____ Exercise inputs

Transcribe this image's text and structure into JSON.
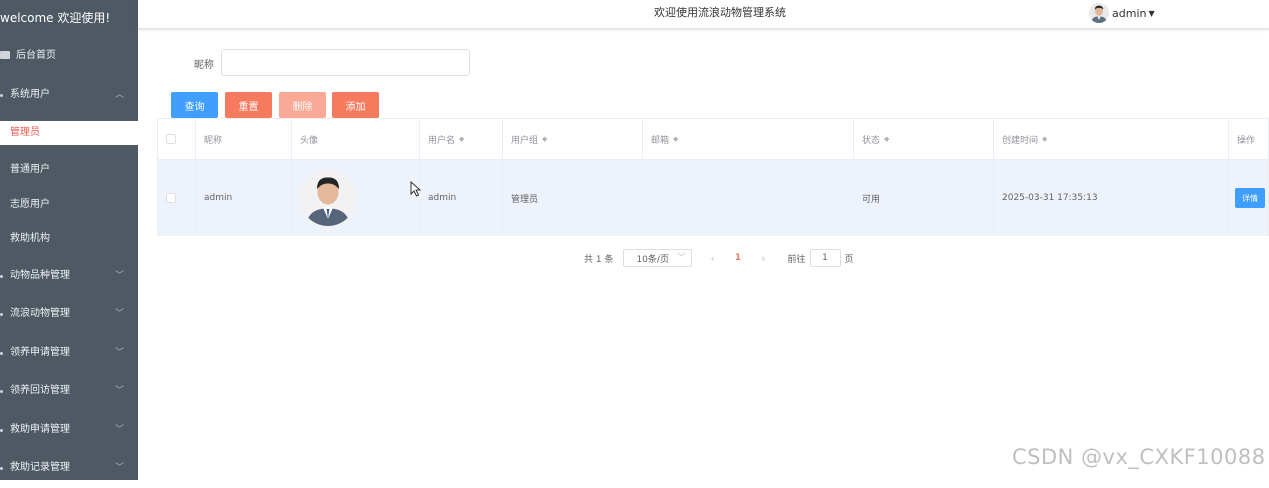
{
  "sidebar": {
    "welcome": "welcome 欢迎使用!",
    "home": "后台首页",
    "system_users": "系统用户",
    "sub_items": [
      "管理员",
      "普通用户",
      "志愿用户",
      "救助机构"
    ],
    "active_sub": "管理员",
    "menus": [
      "动物品种管理",
      "流浪动物管理",
      "领养申请管理",
      "领养回访管理",
      "救助申请管理",
      "救助记录管理"
    ]
  },
  "header": {
    "title": "欢迎使用流浪动物管理系统",
    "username": "admin"
  },
  "search": {
    "label": "昵称",
    "value": ""
  },
  "buttons": {
    "query": "查询",
    "reset": "重置",
    "delete": "删除",
    "add": "添加"
  },
  "table": {
    "headers": {
      "nickname": "昵称",
      "avatar": "头像",
      "username": "用户名",
      "group": "用户组",
      "email": "邮箱",
      "status": "状态",
      "created": "创建时间",
      "actions": "操作"
    },
    "rows": [
      {
        "nickname": "admin",
        "username": "admin",
        "group": "管理员",
        "email": "",
        "status": "可用",
        "created": "2025-03-31 17:35:13",
        "action": "详情"
      }
    ]
  },
  "pagination": {
    "total": "共 1 条",
    "page_size": "10条/页",
    "current_page": "1",
    "goto_prefix": "前往",
    "goto_value": "1",
    "goto_suffix": "页"
  },
  "watermark": "CSDN @vx_CXKF10088",
  "colors": {
    "sidebar_bg": "#4e5964",
    "primary": "#409eff",
    "accent": "#f67a5e"
  }
}
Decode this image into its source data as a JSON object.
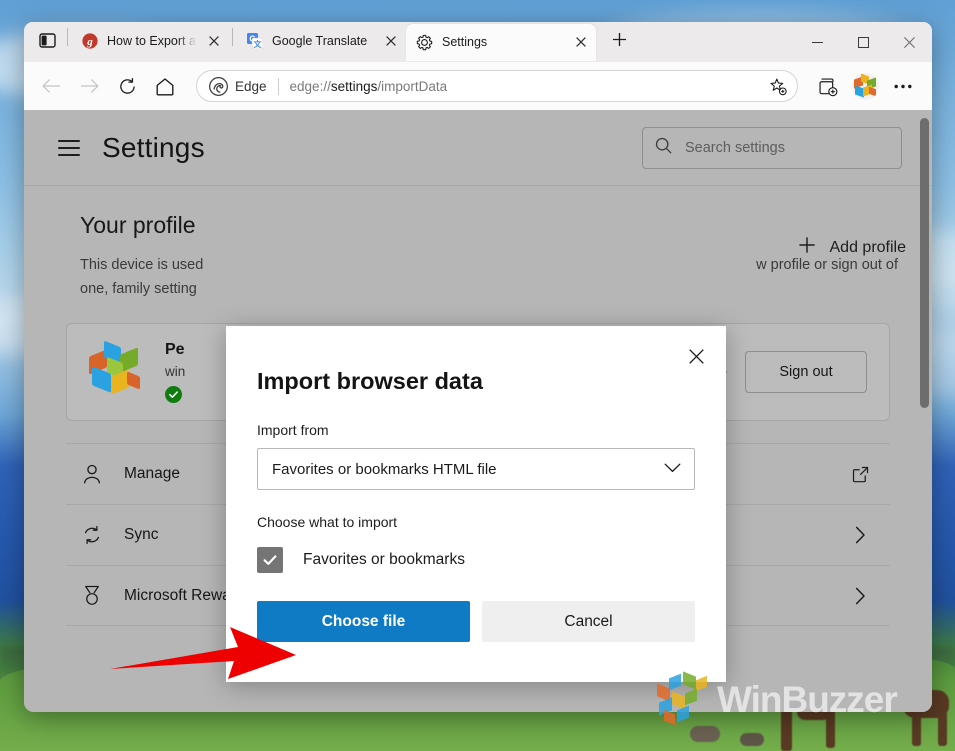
{
  "window": {
    "controls": {
      "minimize": "minimize-button",
      "maximize": "maximize-button",
      "close": "close-button"
    }
  },
  "tabstrip": {
    "tab_search_label": "tab-actions-menu",
    "new_tab_label": "New tab",
    "tabs": [
      {
        "title": "How to Export a",
        "favicon": "g-red-icon",
        "active": false
      },
      {
        "title": "Google Translate",
        "favicon": "google-translate-icon",
        "active": false
      },
      {
        "title": "Settings",
        "favicon": "gear-icon",
        "active": true
      }
    ]
  },
  "toolbar": {
    "back": "Back",
    "forward": "Forward",
    "refresh": "Refresh",
    "home": "Home",
    "omnibox": {
      "brand": "Edge",
      "url_prefix": "edge://",
      "url_strong": "settings",
      "url_suffix": "/importData",
      "url_full": "edge://settings/importData"
    },
    "favorite": "Add this page to favorites",
    "collections": "Collections",
    "profile": "Profile",
    "more": "Settings and more"
  },
  "settings": {
    "title": "Settings",
    "search": {
      "placeholder": "Search settings",
      "value": ""
    },
    "profile_section": {
      "heading": "Your profile",
      "add_profile_label": "Add profile",
      "description_line1": "This device is used",
      "description_line1_right": "w profile or sign out of",
      "description_line2": "one, family setting",
      "card": {
        "name": "Pe",
        "email": "win",
        "sync_status": "",
        "more_label": "•",
        "sign_out_label": "Sign out"
      }
    },
    "rows": [
      {
        "label": "Manage",
        "icon": "person-icon",
        "trailing_icon": "external-link-icon"
      },
      {
        "label": "Sync",
        "icon": "sync-icon",
        "trailing_icon": "chevron-right-icon"
      },
      {
        "label": "Microsoft Rewards",
        "icon": "medal-icon",
        "trailing_icon": "chevron-right-icon"
      }
    ]
  },
  "modal": {
    "title": "Import browser data",
    "close_label": "Close",
    "import_from_label": "Import from",
    "import_from_value": "Favorites or bookmarks HTML file",
    "choose_what_label": "Choose what to import",
    "checkbox_label": "Favorites or bookmarks",
    "checkbox_checked": true,
    "primary_button": "Choose file",
    "secondary_button": "Cancel"
  },
  "annotation": {
    "arrow_color": "#ee0000",
    "arrow_target": "Choose file"
  },
  "watermark": {
    "text": "WinBuzzer"
  },
  "colors": {
    "accent_blue": "#0f7bc4",
    "page_gray": "#b6b6b6",
    "toolbar": "#fbfbfb",
    "tabstrip": "#eceaea",
    "green_check": "#107c10"
  }
}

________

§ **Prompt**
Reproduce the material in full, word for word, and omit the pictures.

§ **Task result**
Transcribe this image's text and structure into JSON.
{
  "sidebar": {
    "welcome": "welcome 欢迎使用!",
    "home": "后台首页",
    "system_users": "系统用户",
    "sub_items": [
      "管理员",
      "普通用户",
      "志愿用户",
      "救助机构"
    ],
    "active_sub": "管理员",
    "menus": [
      "动物品种管理",
      "流浪动物管理",
      "领养申请管理",
      "领养回访管理",
      "救助申请管理",
      "救助记录管理"
    ]
  },
  "header": {
    "title": "欢迎使用流浪动物管理系统",
    "username": "admin"
  },
  "search": {
    "label": "昵称",
    "value": ""
  },
  "buttons": {
    "query": "查询",
    "reset": "重置",
    "delete": "删除",
    "add": "添加"
  },
  "table": {
    "headers": {
      "nickname": "昵称",
      "avatar": "头像",
      "username": "用户名",
      "group": "用户组",
      "email": "邮箱",
      "status": "状态",
      "created": "创建时间",
      "actions": "操作"
    },
    "rows": [
      {
        "nickname": "admin",
        "username": "admin",
        "group": "管理员",
        "email": "",
        "status": "可用",
        "created": "2025-03-31 17:35:13",
        "action": "详情"
      }
    ]
  },
  "pagination": {
    "total": "共 1 条",
    "page_size": "10条/页",
    "current_page": "1",
    "goto_prefix": "前往",
    "goto_value": "1",
    "goto_suffix": "页"
  },
  "watermark": "CSDN @vx_CXKF10088",
  "colors": {
    "sidebar_bg": "#4e5964",
    "primary": "#409eff",
    "accent": "#f67a5e"
  }
}
Decode this image into its source data as a JSON object.
{
  "window": {
    "controls": {
      "minimize": "minimize-button",
      "maximize": "maximize-button",
      "close": "close-button"
    }
  },
  "tabstrip": {
    "tab_search_label": "tab-actions-menu",
    "new_tab_label": "New tab",
    "tabs": [
      {
        "title": "How to Export a",
        "favicon": "g-red-icon",
        "active": false
      },
      {
        "title": "Google Translate",
        "favicon": "google-translate-icon",
        "active": false
      },
      {
        "title": "Settings",
        "favicon": "gear-icon",
        "active": true
      }
    ]
  },
  "toolbar": {
    "back": "Back",
    "forward": "Forward",
    "refresh": "Refresh",
    "home": "Home",
    "omnibox": {
      "brand": "Edge",
      "url_prefix": "edge://",
      "url_strong": "settings",
      "url_suffix": "/importData",
      "url_full": "edge://settings/importData"
    },
    "favorite": "Add this page to favorites",
    "collections": "Collections",
    "profile": "Profile",
    "more": "Settings and more"
  },
  "settings": {
    "title": "Settings",
    "search": {
      "placeholder": "Search settings",
      "value": ""
    },
    "profile_section": {
      "heading": "Your profile",
      "add_profile_label": "Add profile",
      "description_line1": "This device is used",
      "description_line1_right": "w profile or sign out of",
      "description_line2": "one, family setting",
      "card": {
        "name": "Pe",
        "email": "win",
        "sync_status": "",
        "more_label": "•",
        "sign_out_label": "Sign out"
      }
    },
    "rows": [
      {
        "label": "Manage",
        "icon": "person-icon",
        "trailing_icon": "external-link-icon"
      },
      {
        "label": "Sync",
        "icon": "sync-icon",
        "trailing_icon": "chevron-right-icon"
      },
      {
        "label": "Microsoft Rewards",
        "icon": "medal-icon",
        "trailing_icon": "chevron-right-icon"
      }
    ]
  },
  "modal": {
    "title": "Import browser data",
    "close_label": "Close",
    "import_from_label": "Import from",
    "import_from_value": "Favorites or bookmarks HTML file",
    "choose_what_label": "Choose what to import",
    "checkbox_label": "Favorites or bookmarks",
    "checkbox_checked": true,
    "primary_button": "Choose file",
    "secondary_button": "Cancel"
  },
  "annotation": {
    "arrow_color": "#ee0000",
    "arrow_target": "Choose file"
  },
  "watermark": {
    "text": "WinBuzzer"
  },
  "colors": {
    "accent_blue": "#0f7bc4",
    "page_gray": "#b6b6b6",
    "toolbar": "#fbfbfb",
    "tabstrip": "#eceaea",
    "green_check": "#107c10"
  }
}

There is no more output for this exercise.